Copy all lines holding the word "folder" from the entries.

####

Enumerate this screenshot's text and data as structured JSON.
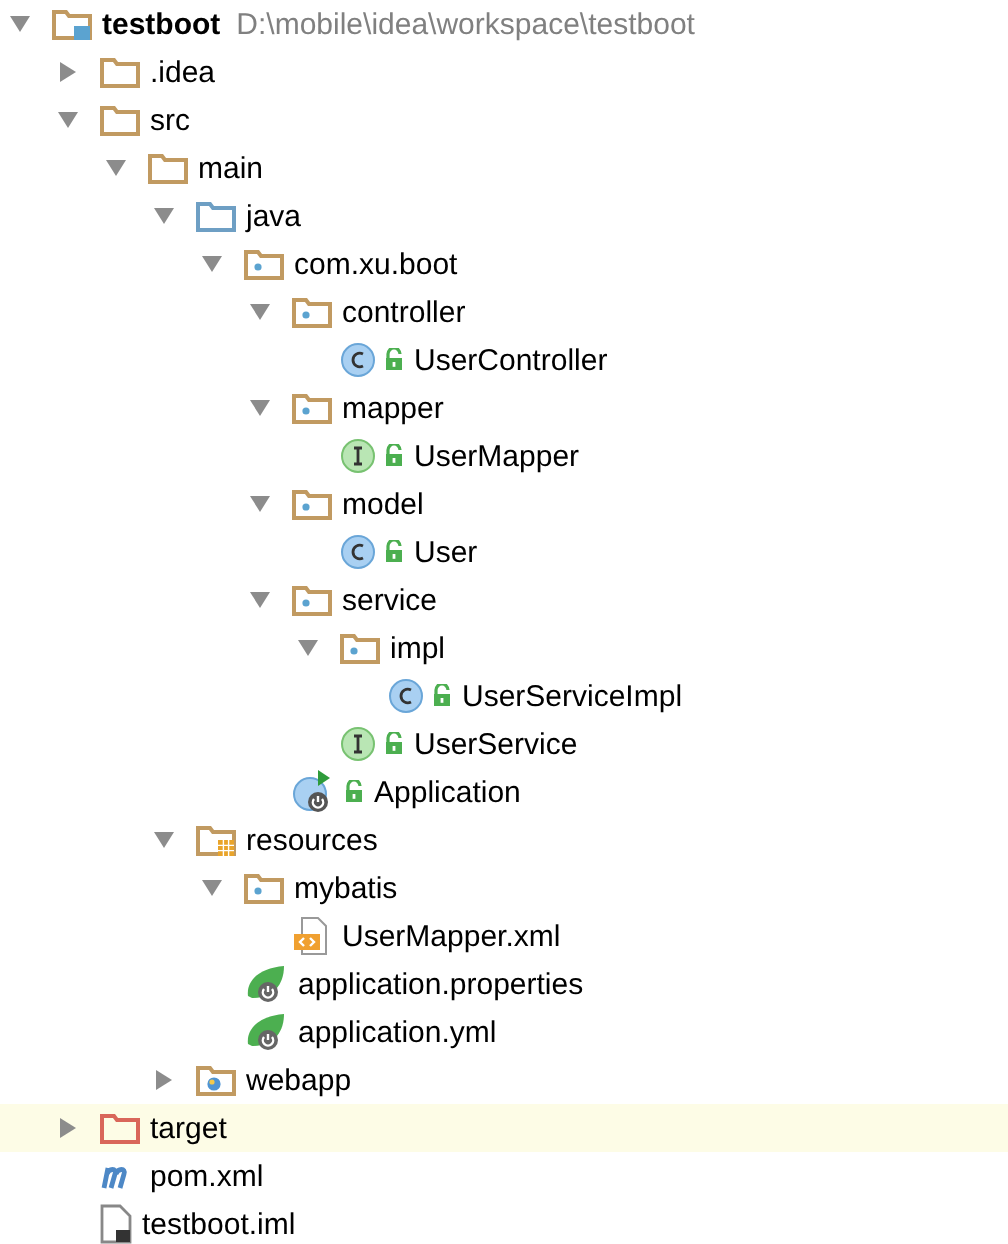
{
  "tree": [
    {
      "kind": "module",
      "label": "testboot",
      "path": "D:\\mobile\\idea\\workspace\\testboot",
      "expanded": true,
      "selected": false,
      "children": [
        {
          "kind": "folder",
          "label": ".idea",
          "expanded": false,
          "selected": false
        },
        {
          "kind": "folder",
          "label": "src",
          "expanded": true,
          "selected": false,
          "children": [
            {
              "kind": "folder",
              "label": "main",
              "expanded": true,
              "selected": false,
              "children": [
                {
                  "kind": "source-folder",
                  "label": "java",
                  "expanded": true,
                  "selected": false,
                  "children": [
                    {
                      "kind": "package",
                      "label": "com.xu.boot",
                      "expanded": true,
                      "selected": false,
                      "children": [
                        {
                          "kind": "package",
                          "label": "controller",
                          "expanded": true,
                          "selected": false,
                          "children": [
                            {
                              "kind": "class",
                              "label": "UserController",
                              "selected": false
                            }
                          ]
                        },
                        {
                          "kind": "package",
                          "label": "mapper",
                          "expanded": true,
                          "selected": false,
                          "children": [
                            {
                              "kind": "interface",
                              "label": "UserMapper",
                              "selected": false
                            }
                          ]
                        },
                        {
                          "kind": "package",
                          "label": "model",
                          "expanded": true,
                          "selected": false,
                          "children": [
                            {
                              "kind": "class",
                              "label": "User",
                              "selected": false
                            }
                          ]
                        },
                        {
                          "kind": "package",
                          "label": "service",
                          "expanded": true,
                          "selected": false,
                          "children": [
                            {
                              "kind": "package",
                              "label": "impl",
                              "expanded": true,
                              "selected": false,
                              "children": [
                                {
                                  "kind": "class",
                                  "label": "UserServiceImpl",
                                  "selected": false
                                }
                              ]
                            },
                            {
                              "kind": "interface",
                              "label": "UserService",
                              "selected": false
                            }
                          ]
                        },
                        {
                          "kind": "app",
                          "label": "Application",
                          "selected": false
                        }
                      ]
                    }
                  ]
                },
                {
                  "kind": "resources",
                  "label": "resources",
                  "expanded": true,
                  "selected": false,
                  "children": [
                    {
                      "kind": "package",
                      "label": "mybatis",
                      "expanded": true,
                      "selected": false,
                      "children": [
                        {
                          "kind": "xml",
                          "label": "UserMapper.xml",
                          "selected": false
                        }
                      ]
                    },
                    {
                      "kind": "spring",
                      "label": "application.properties",
                      "selected": false
                    },
                    {
                      "kind": "spring",
                      "label": "application.yml",
                      "selected": false
                    }
                  ]
                },
                {
                  "kind": "web",
                  "label": "webapp",
                  "expanded": false,
                  "selected": false
                }
              ]
            }
          ]
        },
        {
          "kind": "excluded",
          "label": "target",
          "expanded": false,
          "selected": true
        },
        {
          "kind": "maven",
          "label": "pom.xml",
          "selected": false
        },
        {
          "kind": "iml",
          "label": "testboot.iml",
          "selected": false
        }
      ]
    }
  ]
}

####

COMPLETED TASK.
          "kind": "folder",
          "kind": "folder",
              "kind": "folder",
                  "kind": "source-folder",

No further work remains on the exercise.